FAQ: Common questions about this pose
Since Mini Wild Thing is a front-opening pose, which often are also referred to as heart opener, you want to lift your heart up as much as possible. This means that your sternum should rather face toward the sky, thus bringing your torso into more rotation.
Chances are that you neglected the stabilization of your shoulder. This often happens when students get too excited and want to get into the pose as quickly as possible. However, it is well worth taking some time to properly align the shoulder before lifting up the hips into the pose. So, when your buttocks are still on the floor, move the shoulder of the later weight-bearing side first up and then back (bending the elbow slightly will allow for more range of motion). Also actively push the hand into the mat as you lift up instead of letting your body collapse onto the shoulder joint.
This is something many practitioners experience, not only in Mini Wild Thing but in all poses where there is a significant amount of weight on the hands and wrists. One reason for this can be shortened forearm muscles and tight muscles in the hands since we’re not moving them so much in our everyday lives. Warming up the forearms, wrists and hands properly before attempting Mini Wild Thing can already help tremendously. Apart from that, avoid putting all the weight onto the bottom hand. Rather distribute your body weight evenly by actively pushing the knee into the ground as well as the foot of the extended leg.

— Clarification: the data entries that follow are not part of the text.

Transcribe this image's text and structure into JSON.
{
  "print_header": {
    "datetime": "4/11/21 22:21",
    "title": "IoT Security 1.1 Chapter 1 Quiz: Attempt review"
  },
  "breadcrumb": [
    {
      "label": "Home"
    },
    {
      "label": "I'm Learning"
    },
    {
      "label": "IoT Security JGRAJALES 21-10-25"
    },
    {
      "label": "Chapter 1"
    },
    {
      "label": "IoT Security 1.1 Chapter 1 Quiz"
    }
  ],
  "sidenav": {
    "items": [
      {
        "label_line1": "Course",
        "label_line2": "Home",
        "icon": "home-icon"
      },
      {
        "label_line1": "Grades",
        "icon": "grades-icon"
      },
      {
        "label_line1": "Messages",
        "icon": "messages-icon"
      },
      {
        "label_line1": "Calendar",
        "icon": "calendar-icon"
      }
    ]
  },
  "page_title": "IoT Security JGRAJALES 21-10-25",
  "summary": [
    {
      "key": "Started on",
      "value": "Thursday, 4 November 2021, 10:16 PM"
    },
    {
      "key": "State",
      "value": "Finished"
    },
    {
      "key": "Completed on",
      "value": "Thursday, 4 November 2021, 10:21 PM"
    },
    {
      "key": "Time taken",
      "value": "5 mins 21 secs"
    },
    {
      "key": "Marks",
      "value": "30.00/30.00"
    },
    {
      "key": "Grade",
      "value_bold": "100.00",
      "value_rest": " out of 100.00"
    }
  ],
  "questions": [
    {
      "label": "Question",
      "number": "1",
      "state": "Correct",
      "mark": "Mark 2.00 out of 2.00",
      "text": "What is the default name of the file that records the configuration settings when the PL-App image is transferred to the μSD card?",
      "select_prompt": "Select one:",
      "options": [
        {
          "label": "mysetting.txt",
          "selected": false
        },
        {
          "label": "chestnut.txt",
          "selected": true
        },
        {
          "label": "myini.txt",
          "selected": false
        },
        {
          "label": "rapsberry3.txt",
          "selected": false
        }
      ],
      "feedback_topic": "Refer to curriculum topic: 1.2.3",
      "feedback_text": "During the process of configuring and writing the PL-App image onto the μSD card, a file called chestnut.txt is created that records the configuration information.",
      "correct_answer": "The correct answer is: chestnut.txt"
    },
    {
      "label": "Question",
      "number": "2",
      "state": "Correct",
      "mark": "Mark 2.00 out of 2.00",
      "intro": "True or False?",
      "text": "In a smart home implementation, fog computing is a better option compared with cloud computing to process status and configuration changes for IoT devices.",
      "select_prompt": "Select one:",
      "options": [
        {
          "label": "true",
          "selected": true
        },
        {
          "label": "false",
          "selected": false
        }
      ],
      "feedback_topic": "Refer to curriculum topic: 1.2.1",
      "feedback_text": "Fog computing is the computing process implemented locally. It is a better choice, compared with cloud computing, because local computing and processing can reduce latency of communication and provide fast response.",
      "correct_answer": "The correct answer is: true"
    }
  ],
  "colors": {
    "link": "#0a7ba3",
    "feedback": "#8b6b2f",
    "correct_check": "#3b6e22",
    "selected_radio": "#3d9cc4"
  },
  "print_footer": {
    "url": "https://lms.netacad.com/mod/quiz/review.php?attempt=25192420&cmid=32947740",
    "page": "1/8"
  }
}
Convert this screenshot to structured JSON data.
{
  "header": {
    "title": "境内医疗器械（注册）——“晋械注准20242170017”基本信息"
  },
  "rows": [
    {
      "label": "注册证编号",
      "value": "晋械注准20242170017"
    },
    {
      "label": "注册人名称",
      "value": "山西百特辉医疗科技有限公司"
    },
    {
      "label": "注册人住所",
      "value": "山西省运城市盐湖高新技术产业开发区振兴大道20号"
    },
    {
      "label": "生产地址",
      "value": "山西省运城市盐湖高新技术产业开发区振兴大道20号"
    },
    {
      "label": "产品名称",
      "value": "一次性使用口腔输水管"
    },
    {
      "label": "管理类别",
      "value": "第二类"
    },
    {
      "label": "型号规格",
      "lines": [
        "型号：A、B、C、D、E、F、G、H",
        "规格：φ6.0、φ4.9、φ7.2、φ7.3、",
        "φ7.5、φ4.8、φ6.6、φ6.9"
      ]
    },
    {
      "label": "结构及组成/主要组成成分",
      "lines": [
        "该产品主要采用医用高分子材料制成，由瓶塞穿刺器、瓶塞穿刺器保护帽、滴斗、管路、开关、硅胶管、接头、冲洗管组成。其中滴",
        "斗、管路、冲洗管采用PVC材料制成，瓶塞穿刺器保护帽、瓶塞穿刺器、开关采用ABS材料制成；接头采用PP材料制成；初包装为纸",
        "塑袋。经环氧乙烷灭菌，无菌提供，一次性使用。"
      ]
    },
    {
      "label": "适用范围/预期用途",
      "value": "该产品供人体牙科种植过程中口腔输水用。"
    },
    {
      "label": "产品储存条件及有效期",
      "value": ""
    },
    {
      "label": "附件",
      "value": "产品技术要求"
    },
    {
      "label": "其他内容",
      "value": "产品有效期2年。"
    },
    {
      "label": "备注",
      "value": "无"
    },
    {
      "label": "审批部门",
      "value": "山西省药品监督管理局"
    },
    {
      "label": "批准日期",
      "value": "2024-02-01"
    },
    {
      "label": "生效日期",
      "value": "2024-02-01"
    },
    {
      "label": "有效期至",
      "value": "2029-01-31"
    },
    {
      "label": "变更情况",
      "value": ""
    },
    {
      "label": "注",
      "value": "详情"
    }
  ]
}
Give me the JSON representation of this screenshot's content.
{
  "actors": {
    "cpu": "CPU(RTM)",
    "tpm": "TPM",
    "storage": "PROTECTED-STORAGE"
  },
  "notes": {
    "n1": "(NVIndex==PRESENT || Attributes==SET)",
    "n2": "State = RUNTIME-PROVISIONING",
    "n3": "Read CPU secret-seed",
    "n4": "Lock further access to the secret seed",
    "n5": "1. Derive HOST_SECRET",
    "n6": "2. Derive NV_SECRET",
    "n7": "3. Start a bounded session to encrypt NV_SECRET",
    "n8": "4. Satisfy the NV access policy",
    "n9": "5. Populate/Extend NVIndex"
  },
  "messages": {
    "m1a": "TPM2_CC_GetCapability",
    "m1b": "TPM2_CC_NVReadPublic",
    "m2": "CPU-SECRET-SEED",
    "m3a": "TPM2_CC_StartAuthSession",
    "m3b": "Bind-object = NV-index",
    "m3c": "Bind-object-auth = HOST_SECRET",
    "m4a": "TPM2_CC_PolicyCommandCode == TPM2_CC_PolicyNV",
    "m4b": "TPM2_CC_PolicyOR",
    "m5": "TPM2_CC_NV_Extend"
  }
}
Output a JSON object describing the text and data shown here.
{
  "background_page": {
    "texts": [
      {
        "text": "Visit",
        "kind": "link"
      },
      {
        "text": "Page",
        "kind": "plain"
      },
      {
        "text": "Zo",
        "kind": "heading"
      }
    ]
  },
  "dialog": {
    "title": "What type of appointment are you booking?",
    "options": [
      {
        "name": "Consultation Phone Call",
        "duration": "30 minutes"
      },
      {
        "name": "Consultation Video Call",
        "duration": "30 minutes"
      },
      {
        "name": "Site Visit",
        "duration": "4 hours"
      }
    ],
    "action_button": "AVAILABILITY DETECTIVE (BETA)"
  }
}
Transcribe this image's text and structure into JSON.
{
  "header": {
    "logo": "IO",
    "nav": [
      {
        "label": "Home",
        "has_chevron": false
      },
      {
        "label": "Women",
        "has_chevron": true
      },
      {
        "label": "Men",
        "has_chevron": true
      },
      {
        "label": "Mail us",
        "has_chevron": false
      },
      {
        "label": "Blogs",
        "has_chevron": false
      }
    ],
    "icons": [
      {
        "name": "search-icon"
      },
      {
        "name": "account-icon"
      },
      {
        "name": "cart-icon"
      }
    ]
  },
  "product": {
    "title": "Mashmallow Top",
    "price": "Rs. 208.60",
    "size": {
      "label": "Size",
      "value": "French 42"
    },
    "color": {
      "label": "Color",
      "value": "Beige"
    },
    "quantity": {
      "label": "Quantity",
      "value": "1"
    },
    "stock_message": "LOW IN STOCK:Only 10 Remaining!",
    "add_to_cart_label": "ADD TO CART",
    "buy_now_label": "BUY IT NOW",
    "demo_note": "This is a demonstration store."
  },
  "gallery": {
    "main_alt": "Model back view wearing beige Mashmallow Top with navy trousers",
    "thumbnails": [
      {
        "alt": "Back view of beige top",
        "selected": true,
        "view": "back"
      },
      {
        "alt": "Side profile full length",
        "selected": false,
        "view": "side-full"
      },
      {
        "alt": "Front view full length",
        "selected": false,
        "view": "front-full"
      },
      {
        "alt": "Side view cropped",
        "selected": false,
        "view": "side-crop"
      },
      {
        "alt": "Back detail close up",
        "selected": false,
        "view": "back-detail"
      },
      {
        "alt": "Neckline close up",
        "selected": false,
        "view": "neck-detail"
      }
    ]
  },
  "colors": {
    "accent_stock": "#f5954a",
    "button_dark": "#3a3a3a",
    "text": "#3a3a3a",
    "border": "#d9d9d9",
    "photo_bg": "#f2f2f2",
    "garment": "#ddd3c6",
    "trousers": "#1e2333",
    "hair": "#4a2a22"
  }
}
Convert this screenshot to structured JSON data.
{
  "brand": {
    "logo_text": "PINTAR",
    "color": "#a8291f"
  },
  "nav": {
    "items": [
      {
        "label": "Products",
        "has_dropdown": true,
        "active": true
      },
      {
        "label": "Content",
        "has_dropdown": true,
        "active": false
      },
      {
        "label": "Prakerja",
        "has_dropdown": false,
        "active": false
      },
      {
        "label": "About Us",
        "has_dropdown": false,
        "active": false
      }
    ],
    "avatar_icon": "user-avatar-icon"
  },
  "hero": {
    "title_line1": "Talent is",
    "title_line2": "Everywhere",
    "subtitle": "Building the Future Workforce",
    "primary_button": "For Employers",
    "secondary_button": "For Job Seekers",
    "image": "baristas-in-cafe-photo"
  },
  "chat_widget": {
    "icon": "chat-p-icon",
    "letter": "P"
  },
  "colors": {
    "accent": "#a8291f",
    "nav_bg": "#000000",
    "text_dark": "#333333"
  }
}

And last but not least, engage the back muscles properly as this will stabilize the entire body. As a result, you won’t sink into your bottom arm.